MLA: Carter, Jimmy. "Indianapolis, Indiana Remarks at the State Democratic Party’s Jefferson-Jackson Day Dinner." Public Papers of Jimmy Carter, 1979, in Federal Register Division. National Archives and Records Service, Public Papers of the Presidents of the United States, Jimmy Carter, 1979 (Washington, D.C.: Government Printing Office, 1956-), Pp.2300-2302, pp. 990–995. Original Sources. 17 Jul. 2024.

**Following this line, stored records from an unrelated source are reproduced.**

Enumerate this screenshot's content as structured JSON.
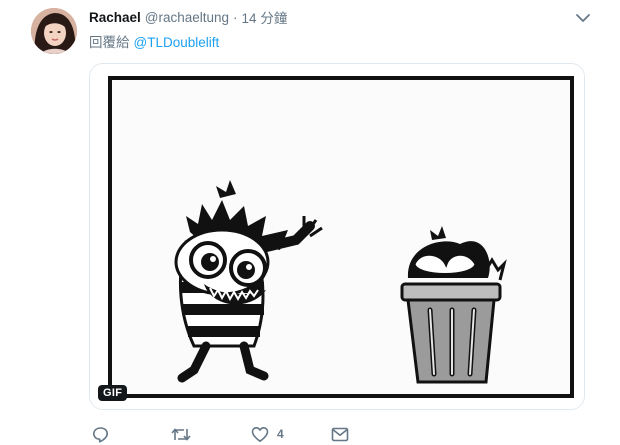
{
  "tweet": {
    "display_name": "Rachael",
    "handle": "@rachaeltung",
    "separator": "·",
    "time": "14 分鐘",
    "reply_prefix": "回覆給",
    "reply_mention": "@TLDoublelift"
  },
  "media": {
    "badge": "GIF"
  },
  "actions": {
    "reply_count": "",
    "retweet_count": "",
    "like_count": "4",
    "dm_count": ""
  },
  "colors": {
    "link": "#1da1f2",
    "secondary_text": "#657786",
    "primary_text": "#14171a",
    "border": "#e1e8ed"
  },
  "icons": [
    "caret-down-icon",
    "reply-icon",
    "retweet-icon",
    "heart-icon",
    "message-icon"
  ]
}
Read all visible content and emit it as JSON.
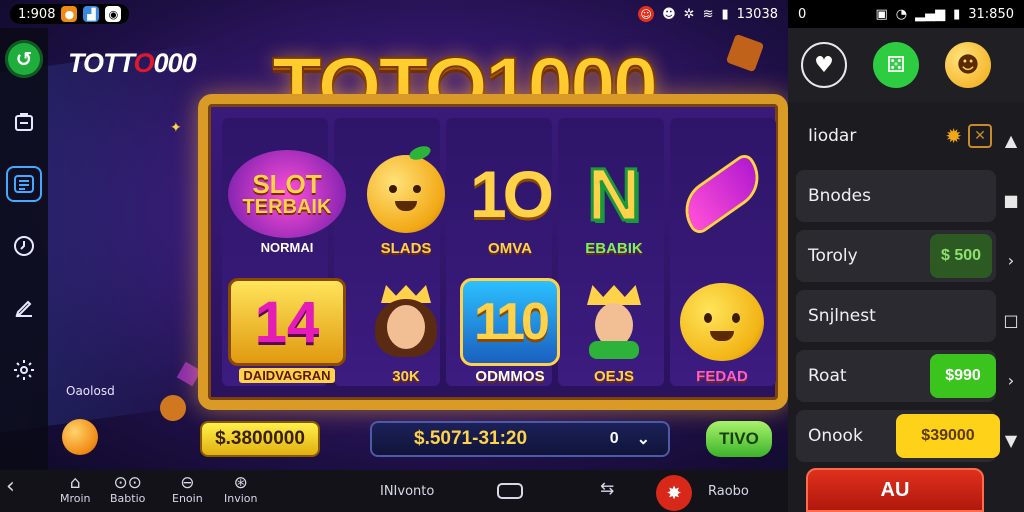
{
  "status_left": {
    "time": "1:908",
    "right_time": "13038"
  },
  "status_right": {
    "battery": "0",
    "time": "31:850"
  },
  "brand": {
    "prefix": "TOTT",
    "o": "O",
    "suffix": "000"
  },
  "big_title": "TOTO1000",
  "symbols": {
    "slot_terbaik": {
      "line1": "SLOT",
      "line2": "TERBAIK",
      "label": "NORMAI"
    },
    "orange": {
      "label": "SLADS"
    },
    "ten": {
      "art": "1O",
      "label": "OMVA"
    },
    "n_gem": {
      "art": "N",
      "label": "EBABIK"
    },
    "fourteen": {
      "art": "14",
      "label": "DAIDVAGRAN"
    },
    "queen": {
      "label": "30K"
    },
    "hundred": {
      "art": "110",
      "label": "ODMMOS"
    },
    "king": {
      "label": "OEJS"
    },
    "smiley": {
      "label": "FEDAD"
    }
  },
  "fruit_label": "Oaolosd",
  "balance": "$.3800000",
  "bet": {
    "value": "$.5071-31:20",
    "ctl_left": "0",
    "ctl_right": "✓"
  },
  "spin_label": "TIVO",
  "bottom_bar": {
    "items": [
      {
        "glyph": "⌂",
        "label": "Mroin"
      },
      {
        "glyph": "⊙⊙",
        "label": "Babtio"
      },
      {
        "glyph": "⊖",
        "label": "Enoin"
      },
      {
        "glyph": "⊛",
        "label": "Invion"
      }
    ],
    "center_label": "INIvonto",
    "right_label": "Raobo"
  },
  "right_panel": {
    "rows": [
      {
        "label": "Iiodar",
        "value": ""
      },
      {
        "label": "Bnodes",
        "value": ""
      },
      {
        "label": "Toroly",
        "value": "$ 500"
      },
      {
        "label": "Snjlnest",
        "value": ""
      },
      {
        "label": "Roat",
        "value": "$990"
      },
      {
        "label": "Onook",
        "value": "$39000"
      }
    ],
    "au_button": "AU"
  },
  "colors": {
    "accent_gold": "#ffcd2e",
    "accent_green": "#3cc41e",
    "accent_red": "#e0301e",
    "panel_bg": "#1c1c20"
  }
}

Harvard: Carter, J, 'Indianapolis, Indiana Remarks at the State Democratic Party’s Jefferson-Jackson Day Dinner.' in Public Papers of Jimmy Carter, 1979. cited in , Federal Register Division. National Archives and Records Service, Public Papers of the Presidents of the United States, Jimmy Carter, 1979 (Washington, D.C.: Government Printing Office, 1956-), Pp.2300-2302, pp.990–995. Original Sources, retrieved 17 July 2024, from